═════ Source data ═════
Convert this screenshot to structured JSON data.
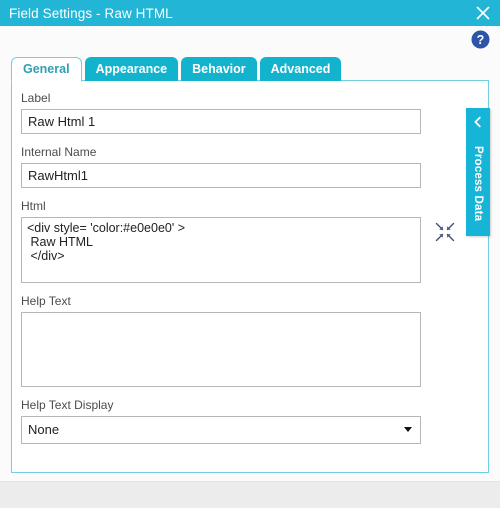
{
  "window": {
    "title": "Field Settings - Raw HTML",
    "close_icon": "close-icon",
    "help_icon": "help-icon"
  },
  "tabs": [
    {
      "label": "General",
      "active": true
    },
    {
      "label": "Appearance",
      "active": false
    },
    {
      "label": "Behavior",
      "active": false
    },
    {
      "label": "Advanced",
      "active": false
    }
  ],
  "form": {
    "label_field": {
      "label": "Label",
      "value": "Raw Html 1",
      "placeholder": ""
    },
    "internal_name_field": {
      "label": "Internal Name",
      "value": "RawHtml1",
      "placeholder": ""
    },
    "html_field": {
      "label": "Html",
      "value": "<div style= 'color:#e0e0e0' >\n Raw HTML\n </div>",
      "placeholder": "",
      "expand_icon": "collapse-arrows-icon"
    },
    "help_text_field": {
      "label": "Help Text",
      "value": "",
      "placeholder": ""
    },
    "help_text_display_field": {
      "label": "Help Text Display",
      "value": "None",
      "options": [
        "None"
      ]
    }
  },
  "side_panel": {
    "label": "Process Data",
    "chevron_icon": "chevron-left-icon"
  },
  "colors": {
    "title_bar": "#22b5d6",
    "tab_active_text": "#2f9fb5",
    "tab_inactive_bg": "#13b3ce",
    "panel_border": "#72cfe0",
    "side_tab_bg": "#16b5d8",
    "help_icon_blue": "#2c54a8"
  }
}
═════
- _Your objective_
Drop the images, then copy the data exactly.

- _Output below_
Convert this screenshot to structured JSON data.
{
  "window": {
    "title": "Field Settings - Raw HTML",
    "close_icon": "close-icon",
    "help_icon": "help-icon"
  },
  "tabs": [
    {
      "label": "General",
      "active": true
    },
    {
      "label": "Appearance",
      "active": false
    },
    {
      "label": "Behavior",
      "active": false
    },
    {
      "label": "Advanced",
      "active": false
    }
  ],
  "form": {
    "label_field": {
      "label": "Label",
      "value": "Raw Html 1",
      "placeholder": ""
    },
    "internal_name_field": {
      "label": "Internal Name",
      "value": "RawHtml1",
      "placeholder": ""
    },
    "html_field": {
      "label": "Html",
      "value": "<div style= 'color:#e0e0e0' >\n Raw HTML\n </div>",
      "placeholder": "",
      "expand_icon": "collapse-arrows-icon"
    },
    "help_text_field": {
      "label": "Help Text",
      "value": "",
      "placeholder": ""
    },
    "help_text_display_field": {
      "label": "Help Text Display",
      "value": "None",
      "options": [
        "None"
      ]
    }
  },
  "side_panel": {
    "label": "Process Data",
    "chevron_icon": "chevron-left-icon"
  },
  "colors": {
    "title_bar": "#22b5d6",
    "tab_active_text": "#2f9fb5",
    "tab_inactive_bg": "#13b3ce",
    "panel_border": "#72cfe0",
    "side_tab_bg": "#16b5d8",
    "help_icon_blue": "#2c54a8"
  }
}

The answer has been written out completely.